Presentation on theme: "Social Media in Government National Administrative Staff College Bimal Pratap Shah."— Presentation transcript:
Social Media in Government National Administrative Staff College Bimal Pratap Shah
What is Social Media Websites and applications used for social networking
Adoption 1.4 Billion monthly active Facebook users – billion people mobile users 284 Million monthly active Twitter users 1 Billion plus YouTube users Instagram 300 million active users Pinterest and Tumblr fastest growing social networks American Facebook users spend on average 40 minutes per day on the platform. On an average day Facebook users together click the Like button 6 billion times, while uploading 350 million photos and sharing 10 billion Facebook updates. There are currently more than 30 million Facebook pages and 1.5 million advertisers.
When you give everyone a voice and give people power, the system usually ends up in a really good place.
In the 21 st century, the revolution may not be televised – but it likely will be tweeted, blogged, texted and organized on Facebook, recent experience suggests. A new study finds that social media played a central role in shaping political debates in the Arab Spring.
General vs political or civic
Three quarters of all governments are on Twitter 90 heads of state, 61 heads of government and 53 foreign ministers have personal accounts on Twitter and a third of these do tweet themselves. Presidents, prime ministers or their institutions in 125 countries have a presence on Twitter. US President Barack Obama was the first world leader to sign up to Twitter on 5 March 2007 followed the same month byBarack Obama
Twitter Celebrities (Nepal) Prabal Gurung has 200,000 plus followers Dr. Baburam Bhattariai has 100,000 plus followers Gagan Thapa has more than 70,000 followers Rabindra Mishra has 66,000 followers, Narayan Shrestha has 59,000, Narayan Wagle 55,000 Sudheer Sharma has 33,000 followers.
Key Considerations Aligning Objectives – How does your organization’s social media strategy – support the overall mission? Transparency and Collaboration – How does your organization’s social media use support the Open Government Directive for transparency? – Are key employees fully trained on how best to use location-independent social collaboration tools?

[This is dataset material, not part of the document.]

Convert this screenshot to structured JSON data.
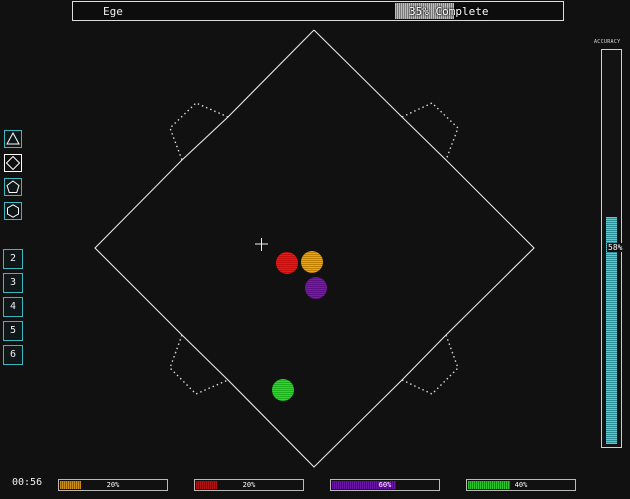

Key Considerations Engaging Public – Does your communication policy framework encompass social media platforms? – What is your response strategy (for both negative and positive input) for citizen engagement? – How can private sector innovators work with organizations to engage citizens in providing services? Privacy and Security – Are your organization’s privacy policies clear regarding collecting personal data and how that data could be used? – Do the security protocols for your organization encompass social media dos and don’ts? Is your staff educated on these protocols?
Key Considerations Analytics and Metrics – Has your organization established a baseline goal of social media metrics? – Have you clearly identified what you are measuring and why? – Do you have a plan to combine social media metrics with other data analysis?
Risks to consider Misrepresentation and misinterpretation ‐ information and views can be spread very quickly and widely through online media and can easily be subject to misinterpretation and misrepresentation. Lack of control – once online material is made public there is little control or influence over how it might be used or modified or integrated (‘mashed’). Resourcing – establishing, contributing to and moderating social media sites takes expertise, time and resources. Privacy – there is no guarantee that privacy can be protected. Security – high traffic sites/accounts may pose a greater risk for ‘malware’ or ‘spyware’. Time wasting – employees may use social media in a way that interferes with their duties. Bandwidth – some social media requires higher levels of bandwidth. Accessibility – some sites may be blocked or may not provide content in accessible formats